Just before Congress left D.C. for the campaign trail, Senators Mark Warner (D-Va.) and Rob Portman (R-Ohio) reintroduced a bill to overhaul federal fiscal accountability. The new Digital Accountability and Transparency Act (DATA Act) is a trimmed-down version of the original bill introduced in the Senate by Warner and in the House by Rep. Darrell Issa (R-Calif.), S. 1222/H.R. 2146. We applauded when the House unanimously passed it in April, and speculated that it could revolutionize fiscal accountability.
But since then, concerns about some of the more substantial structural reforms in the bill were raised by members of the Senate Homeland Security and Governmental Affairs Committee. The new DATA Act addresses those concerns while still proposing much-needed improvements to the tools we have for tracking how taxpayer dollars are spent.
Right now, it’s a mess. No one—I mean no one in government or outside—has a clear, comprehensive, or accurate picture of how the federal government spends money. It’s like that old Indian fable about the blind men (us) and the elephant (federal spending). USAspending.gov, created by the Obama-Coburn “Federal Funding Accountability and Transparency Act of 2006,” was a good beginning, but it has failed to streamline spending data or ensure its accuracy.
The DATA Act would tackle at least two of the biggest impediments to getting a clear picture of the flow of federal dollars by standardizing the data across the government and combining data that is currently not joined or reconciled.

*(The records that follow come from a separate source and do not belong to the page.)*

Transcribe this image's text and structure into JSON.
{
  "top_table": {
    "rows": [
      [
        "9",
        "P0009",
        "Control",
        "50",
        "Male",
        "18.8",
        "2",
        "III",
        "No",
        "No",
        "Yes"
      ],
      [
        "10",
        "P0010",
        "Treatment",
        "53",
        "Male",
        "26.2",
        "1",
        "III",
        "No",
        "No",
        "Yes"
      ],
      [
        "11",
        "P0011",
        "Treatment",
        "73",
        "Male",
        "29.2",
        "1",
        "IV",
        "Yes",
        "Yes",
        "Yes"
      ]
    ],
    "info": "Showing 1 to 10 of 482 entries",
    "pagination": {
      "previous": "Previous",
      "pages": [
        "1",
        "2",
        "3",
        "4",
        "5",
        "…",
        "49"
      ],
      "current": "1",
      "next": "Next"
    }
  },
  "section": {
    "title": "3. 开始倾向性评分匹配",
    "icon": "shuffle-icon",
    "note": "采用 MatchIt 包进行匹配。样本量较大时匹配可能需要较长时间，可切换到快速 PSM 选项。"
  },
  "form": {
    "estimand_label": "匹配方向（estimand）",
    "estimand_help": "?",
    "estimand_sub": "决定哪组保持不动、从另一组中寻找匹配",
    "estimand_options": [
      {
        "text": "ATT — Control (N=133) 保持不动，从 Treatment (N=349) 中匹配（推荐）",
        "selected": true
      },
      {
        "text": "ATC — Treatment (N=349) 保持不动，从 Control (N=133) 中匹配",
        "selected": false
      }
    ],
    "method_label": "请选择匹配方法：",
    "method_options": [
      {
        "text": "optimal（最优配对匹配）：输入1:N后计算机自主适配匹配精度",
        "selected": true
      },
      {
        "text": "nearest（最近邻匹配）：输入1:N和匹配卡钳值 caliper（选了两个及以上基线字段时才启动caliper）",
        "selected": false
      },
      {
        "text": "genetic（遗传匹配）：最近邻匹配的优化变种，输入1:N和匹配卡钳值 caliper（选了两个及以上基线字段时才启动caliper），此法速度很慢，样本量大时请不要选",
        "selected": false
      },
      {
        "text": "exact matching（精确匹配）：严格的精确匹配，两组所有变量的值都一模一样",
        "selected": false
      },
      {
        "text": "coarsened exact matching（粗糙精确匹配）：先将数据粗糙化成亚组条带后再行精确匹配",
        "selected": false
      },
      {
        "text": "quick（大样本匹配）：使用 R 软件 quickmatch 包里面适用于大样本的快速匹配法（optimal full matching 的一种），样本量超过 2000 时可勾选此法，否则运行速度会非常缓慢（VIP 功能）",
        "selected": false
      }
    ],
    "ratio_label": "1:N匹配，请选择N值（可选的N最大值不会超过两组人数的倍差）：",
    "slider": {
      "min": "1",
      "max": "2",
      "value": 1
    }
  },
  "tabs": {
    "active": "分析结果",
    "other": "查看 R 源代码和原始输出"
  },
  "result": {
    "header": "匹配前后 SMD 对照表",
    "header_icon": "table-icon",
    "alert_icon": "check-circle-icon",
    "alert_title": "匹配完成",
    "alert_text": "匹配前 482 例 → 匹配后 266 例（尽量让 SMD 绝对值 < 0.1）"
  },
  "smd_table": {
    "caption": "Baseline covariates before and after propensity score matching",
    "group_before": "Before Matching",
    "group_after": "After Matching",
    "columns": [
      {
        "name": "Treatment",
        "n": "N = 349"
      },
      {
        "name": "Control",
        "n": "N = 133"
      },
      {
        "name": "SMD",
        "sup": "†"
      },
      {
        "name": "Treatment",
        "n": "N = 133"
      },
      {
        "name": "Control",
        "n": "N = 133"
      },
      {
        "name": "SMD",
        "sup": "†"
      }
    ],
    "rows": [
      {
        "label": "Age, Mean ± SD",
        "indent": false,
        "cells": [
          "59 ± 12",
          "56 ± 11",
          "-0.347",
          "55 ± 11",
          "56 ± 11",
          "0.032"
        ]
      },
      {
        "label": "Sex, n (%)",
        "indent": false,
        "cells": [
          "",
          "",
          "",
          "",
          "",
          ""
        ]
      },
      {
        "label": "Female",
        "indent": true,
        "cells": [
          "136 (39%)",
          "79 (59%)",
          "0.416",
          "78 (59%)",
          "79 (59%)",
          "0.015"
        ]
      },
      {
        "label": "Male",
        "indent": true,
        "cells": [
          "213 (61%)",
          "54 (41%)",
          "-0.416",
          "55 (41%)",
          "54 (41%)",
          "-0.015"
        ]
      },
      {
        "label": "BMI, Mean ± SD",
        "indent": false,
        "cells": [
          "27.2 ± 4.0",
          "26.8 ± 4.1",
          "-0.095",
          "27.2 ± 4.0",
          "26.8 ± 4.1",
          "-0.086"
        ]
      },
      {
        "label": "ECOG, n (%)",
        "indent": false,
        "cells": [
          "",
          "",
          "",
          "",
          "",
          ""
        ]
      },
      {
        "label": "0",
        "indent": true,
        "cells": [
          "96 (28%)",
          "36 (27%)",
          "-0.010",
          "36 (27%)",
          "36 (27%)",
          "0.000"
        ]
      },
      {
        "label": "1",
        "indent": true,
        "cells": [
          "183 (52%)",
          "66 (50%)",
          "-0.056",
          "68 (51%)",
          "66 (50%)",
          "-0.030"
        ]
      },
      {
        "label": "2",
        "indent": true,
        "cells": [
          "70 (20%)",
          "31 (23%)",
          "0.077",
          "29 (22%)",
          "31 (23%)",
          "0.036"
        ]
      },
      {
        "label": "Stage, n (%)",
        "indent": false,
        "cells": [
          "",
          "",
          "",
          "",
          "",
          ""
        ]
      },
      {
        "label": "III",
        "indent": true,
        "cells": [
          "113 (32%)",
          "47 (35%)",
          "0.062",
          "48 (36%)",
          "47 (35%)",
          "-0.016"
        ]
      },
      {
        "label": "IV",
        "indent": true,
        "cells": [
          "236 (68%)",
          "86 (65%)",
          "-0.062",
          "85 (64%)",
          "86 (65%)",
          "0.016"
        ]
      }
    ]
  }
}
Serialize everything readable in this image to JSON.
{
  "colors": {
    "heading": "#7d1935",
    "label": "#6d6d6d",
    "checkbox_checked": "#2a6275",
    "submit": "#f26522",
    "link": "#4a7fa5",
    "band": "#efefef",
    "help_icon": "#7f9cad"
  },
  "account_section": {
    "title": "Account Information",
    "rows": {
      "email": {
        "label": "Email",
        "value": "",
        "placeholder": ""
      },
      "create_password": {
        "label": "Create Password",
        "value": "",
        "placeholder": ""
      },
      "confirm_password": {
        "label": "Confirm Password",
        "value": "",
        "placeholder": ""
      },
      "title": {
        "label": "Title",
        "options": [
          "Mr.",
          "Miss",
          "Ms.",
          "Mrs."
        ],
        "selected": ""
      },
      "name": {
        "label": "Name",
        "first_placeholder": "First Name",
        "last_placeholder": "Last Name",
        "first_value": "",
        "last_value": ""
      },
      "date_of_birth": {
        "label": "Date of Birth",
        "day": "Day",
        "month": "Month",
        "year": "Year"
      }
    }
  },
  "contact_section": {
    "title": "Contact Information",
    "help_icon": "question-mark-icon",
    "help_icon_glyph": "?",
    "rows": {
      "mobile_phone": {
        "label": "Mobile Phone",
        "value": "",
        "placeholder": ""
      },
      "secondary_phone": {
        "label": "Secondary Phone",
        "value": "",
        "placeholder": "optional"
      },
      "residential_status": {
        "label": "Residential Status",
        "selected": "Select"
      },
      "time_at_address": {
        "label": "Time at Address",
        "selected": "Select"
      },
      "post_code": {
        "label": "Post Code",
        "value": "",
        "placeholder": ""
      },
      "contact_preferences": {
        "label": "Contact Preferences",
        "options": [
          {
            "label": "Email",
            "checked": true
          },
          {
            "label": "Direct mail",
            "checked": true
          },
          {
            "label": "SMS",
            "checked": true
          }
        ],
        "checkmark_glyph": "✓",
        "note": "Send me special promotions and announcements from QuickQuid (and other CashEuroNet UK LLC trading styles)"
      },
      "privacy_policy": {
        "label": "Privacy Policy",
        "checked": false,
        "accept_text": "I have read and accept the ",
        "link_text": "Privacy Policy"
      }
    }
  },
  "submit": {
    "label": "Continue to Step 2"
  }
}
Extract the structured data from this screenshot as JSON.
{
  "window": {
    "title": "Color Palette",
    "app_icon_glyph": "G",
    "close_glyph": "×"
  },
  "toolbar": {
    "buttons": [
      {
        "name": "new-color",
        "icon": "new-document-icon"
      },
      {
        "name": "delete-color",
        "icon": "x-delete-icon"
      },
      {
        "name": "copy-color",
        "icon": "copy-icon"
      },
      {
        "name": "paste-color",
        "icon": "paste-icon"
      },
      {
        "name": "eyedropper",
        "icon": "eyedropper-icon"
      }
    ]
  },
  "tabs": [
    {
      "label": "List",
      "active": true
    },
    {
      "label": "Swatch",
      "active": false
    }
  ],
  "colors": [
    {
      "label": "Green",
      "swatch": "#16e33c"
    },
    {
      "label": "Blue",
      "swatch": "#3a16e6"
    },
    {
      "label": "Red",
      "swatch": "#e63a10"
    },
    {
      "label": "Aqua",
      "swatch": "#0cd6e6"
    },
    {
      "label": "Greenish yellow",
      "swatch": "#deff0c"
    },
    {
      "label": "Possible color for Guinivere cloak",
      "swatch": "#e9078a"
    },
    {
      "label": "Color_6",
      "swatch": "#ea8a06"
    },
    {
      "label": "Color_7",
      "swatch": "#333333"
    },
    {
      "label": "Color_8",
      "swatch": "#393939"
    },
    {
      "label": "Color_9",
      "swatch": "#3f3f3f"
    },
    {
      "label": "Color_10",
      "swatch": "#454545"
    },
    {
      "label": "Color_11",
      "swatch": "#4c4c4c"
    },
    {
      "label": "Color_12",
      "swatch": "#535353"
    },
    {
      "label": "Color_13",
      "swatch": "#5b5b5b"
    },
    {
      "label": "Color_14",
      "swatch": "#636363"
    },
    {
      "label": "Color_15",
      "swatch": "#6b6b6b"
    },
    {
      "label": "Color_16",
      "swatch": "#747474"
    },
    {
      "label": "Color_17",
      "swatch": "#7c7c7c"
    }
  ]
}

Right now financial data is kept in a bewildering array of formats by agencies, which makes it nearly impossible to combine and compare. This morass of information breeds waste, fraud, and abuse. Data standardization is key to accuracy and accountability. The bill also stipulates that contract data (what’s promised by agencies) must be combined with the checkbook at the Treasury Department (what’s actually been spent). That way they can be reconciled and it will be easier to identify misspending. This may sound like plain commonsense, but it isn’t being done today, and it would give the public and policy-makers much better information.
There’s also beefed up accountability in deadlines, reporting, and other mechanisms for finding waste, fraud, and abuse. Treasury will create a Fraud Center, and a board will be established to help implement the DATA Act and apply some of the best practices and lessons learned from the Recovery Accountability and Transparency Board. This Federal Accountability Spending and Transparency Board was more independent and endowed with enforcement powers in the other versions of the bill, whereas in the new Senate bill the new board is charged only with advising and monitoring progress. Still this new board will help ensure that someone is minding the store.
The Project On Government Oversight supports this new DATA Act, but we are taking a closer look at how we might recommend improvements to the bill in a way that could win the bipartisan support required for passage this year. Meanwhile, our friends at OMB Watch did a nice job of outlining what’s in the bill (and what’s not). The Sunlight Foundation did this nifty redlining of the bill for those of you who are interested in how the actual text changed. Finally, the Data Transparency Coalition, headed by Hudson Hollister, the former Issa staffer who worked closely with the Congressman on crafting the original DATA Act, has been instrumental in moving the reform forward. You can check out their take here.
Angela Canterbury is the director of public policy for the Project On Government Oversight.Follow @citizena